After seeing Iron Man in the theater I knew I had to recreate Tony Starks Arc Reactor. Specifically I wanted the RT1 that Pepper Potts had displayed in the glass case for Tony. The "Proof That Tony Stark Has A Heart" Arc Reactor. Below is a comparison of the Arc seen in the movie and the one I built.
Step 1: Blueprinting
The first step was to draw up blueprints of the proposed Arc. The blueprints would need to show every piece that would be used to create the Arc. I spent weeks going over screen caps from the movie, using various angles to determine the dimensions of each part. I also used several images of the actual Arc that had been displayed at Comic-Con. All my blueprints were created in Illustrator.
Step 2: Parts, Parts, Parts.
After I had the blueprints completed I began creating the individual parts that would make up the Arc. For this project, I primarily be laser-engraved and cut most of the parts out of varying thickness of plexiglass. In addition, I cast the central ring in clear urethane with a "Coke-bottle" green tint added. The base was cut on a CNC out of MDF.

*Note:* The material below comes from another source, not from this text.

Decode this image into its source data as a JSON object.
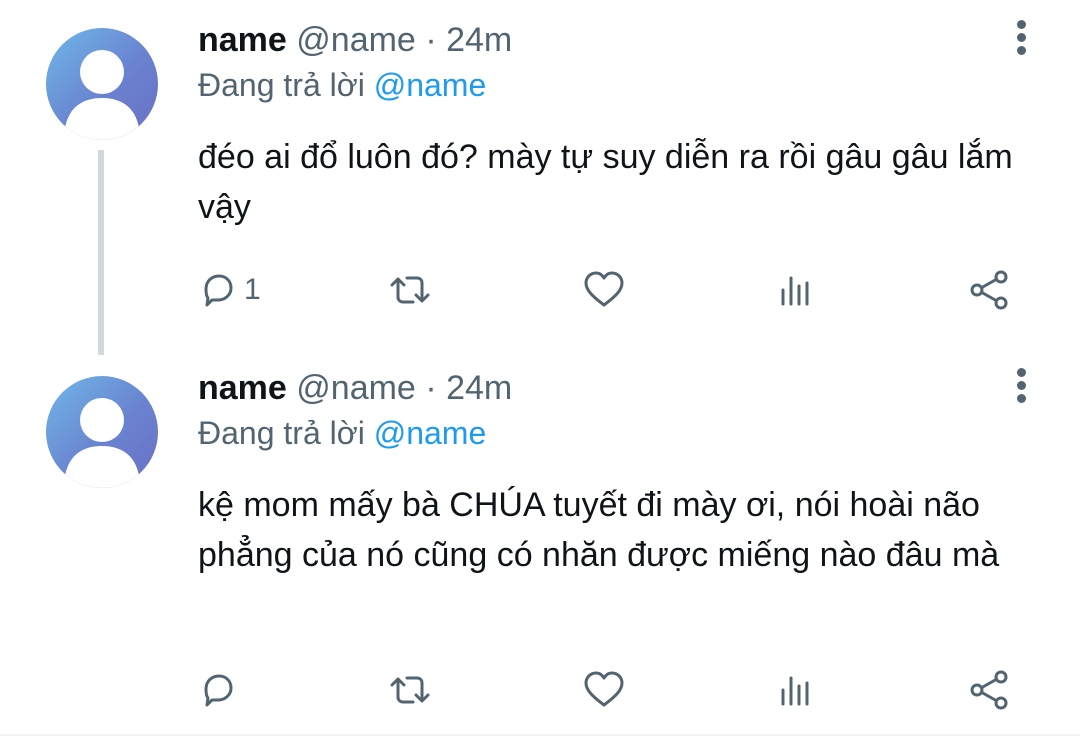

Step 3: Rear Cage
One of the hardest parts to recreate was the cage for the Arc. The only reference I had at the time were reflections of the back seen on the display case. The cage ended up being built from 29 laser-cut plexi-glass pieces. The cage was also very important, because it would hold all of the LED lighting.
Step 4: Assembly
At this point, all the major sub-assemblies were complete and I began fitting them together. The first real indication of what the finished Arc would look like.
Step 5: LED Light Source
Next up was the creation of a light system for the Arc. I chose an LED under-counter light that would fit the cage. I separated the LED lights from the power supply. The LED's would go in the cage, while the power supply would go in the display base.
Step 6: LED Testing
Testing the LED's for the Arc to make sure they have the right look.
Step 7: Final Assembly
All that was left to do was final paint and assembly. I used various metallic paints and weathering techniques to give the Arc the proper "used" look.
Step 8: Finished!!!
The last thing I had to do was create the display case. I used laser-cut .2" acrylic and then rounded the edges. Although it took quite an effort, I think the results were very worthwhile.
Thanks for Looking.
Finalist in the
Halloween Props Challenge